EXERCISE:
Every record should be restated exactly, with no images included.

==== RECORDS SUPPLIED ====

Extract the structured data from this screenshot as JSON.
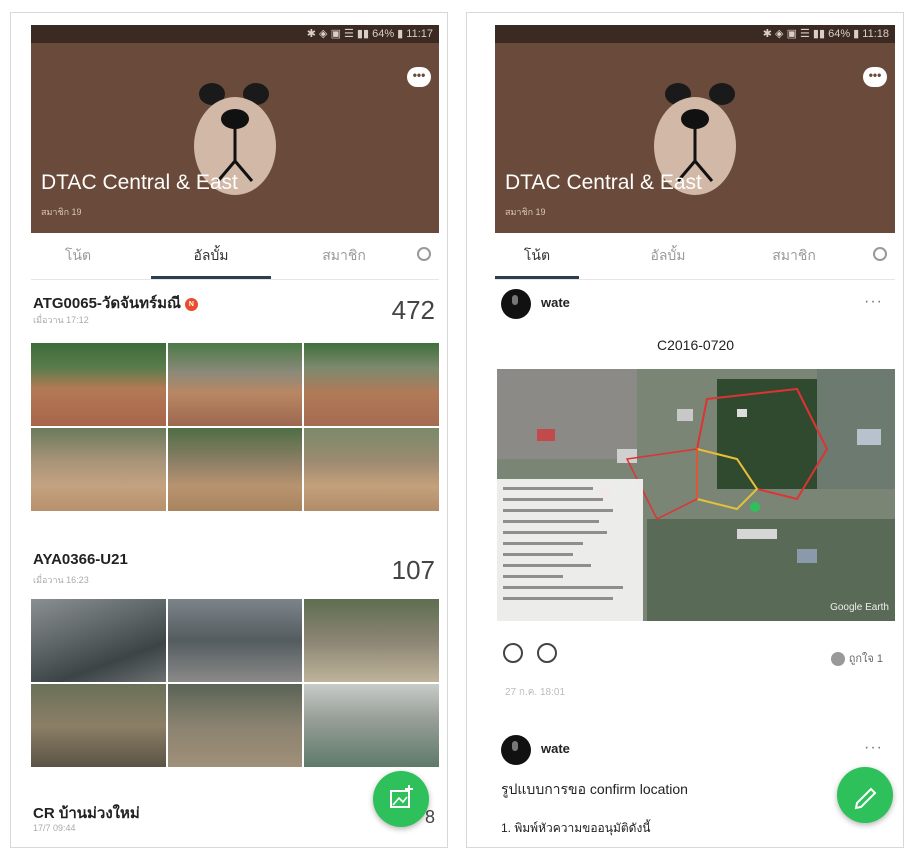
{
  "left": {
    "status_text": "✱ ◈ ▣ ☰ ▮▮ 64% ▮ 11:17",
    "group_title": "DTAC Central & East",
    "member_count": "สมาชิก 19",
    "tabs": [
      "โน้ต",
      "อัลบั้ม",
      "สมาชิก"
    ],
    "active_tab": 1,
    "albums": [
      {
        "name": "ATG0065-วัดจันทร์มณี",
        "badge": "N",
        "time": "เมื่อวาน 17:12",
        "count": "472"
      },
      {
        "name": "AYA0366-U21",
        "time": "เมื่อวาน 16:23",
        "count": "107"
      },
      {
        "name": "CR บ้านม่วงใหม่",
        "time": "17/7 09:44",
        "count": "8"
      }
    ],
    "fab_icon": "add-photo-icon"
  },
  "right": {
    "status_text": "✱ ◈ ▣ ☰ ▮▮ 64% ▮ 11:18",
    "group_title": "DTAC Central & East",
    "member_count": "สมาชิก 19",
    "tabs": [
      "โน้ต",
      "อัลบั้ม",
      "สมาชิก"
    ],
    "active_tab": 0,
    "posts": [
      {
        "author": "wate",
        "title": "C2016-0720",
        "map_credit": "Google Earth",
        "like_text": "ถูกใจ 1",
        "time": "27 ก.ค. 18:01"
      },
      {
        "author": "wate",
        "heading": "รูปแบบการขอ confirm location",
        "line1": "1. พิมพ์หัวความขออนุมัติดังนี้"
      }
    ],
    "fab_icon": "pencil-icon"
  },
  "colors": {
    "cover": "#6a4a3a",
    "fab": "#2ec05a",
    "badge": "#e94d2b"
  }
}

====

EXERCISE ANSWER:
Extract the structured data from this screenshot as JSON.
{
  "left": {
    "status_text": "✱ ◈ ▣ ☰ ▮▮ 64% ▮ 11:17",
    "group_title": "DTAC Central & East",
    "member_count": "สมาชิก 19",
    "tabs": [
      "โน้ต",
      "อัลบั้ม",
      "สมาชิก"
    ],
    "active_tab": 1,
    "albums": [
      {
        "name": "ATG0065-วัดจันทร์มณี",
        "badge": "N",
        "time": "เมื่อวาน 17:12",
        "count": "472"
      },
      {
        "name": "AYA0366-U21",
        "time": "เมื่อวาน 16:23",
        "count": "107"
      },
      {
        "name": "CR บ้านม่วงใหม่",
        "time": "17/7 09:44",
        "count": "8"
      }
    ],
    "fab_icon": "add-photo-icon"
  },
  "right": {
    "status_text": "✱ ◈ ▣ ☰ ▮▮ 64% ▮ 11:18",
    "group_title": "DTAC Central & East",
    "member_count": "สมาชิก 19",
    "tabs": [
      "โน้ต",
      "อัลบั้ม",
      "สมาชิก"
    ],
    "active_tab": 0,
    "posts": [
      {
        "author": "wate",
        "title": "C2016-0720",
        "map_credit": "Google Earth",
        "like_text": "ถูกใจ 1",
        "time": "27 ก.ค. 18:01"
      },
      {
        "author": "wate",
        "heading": "รูปแบบการขอ confirm location",
        "line1": "1. พิมพ์หัวความขออนุมัติดังนี้"
      }
    ],
    "fab_icon": "pencil-icon"
  },
  "colors": {
    "cover": "#6a4a3a",
    "fab": "#2ec05a",
    "badge": "#e94d2b"
  }
}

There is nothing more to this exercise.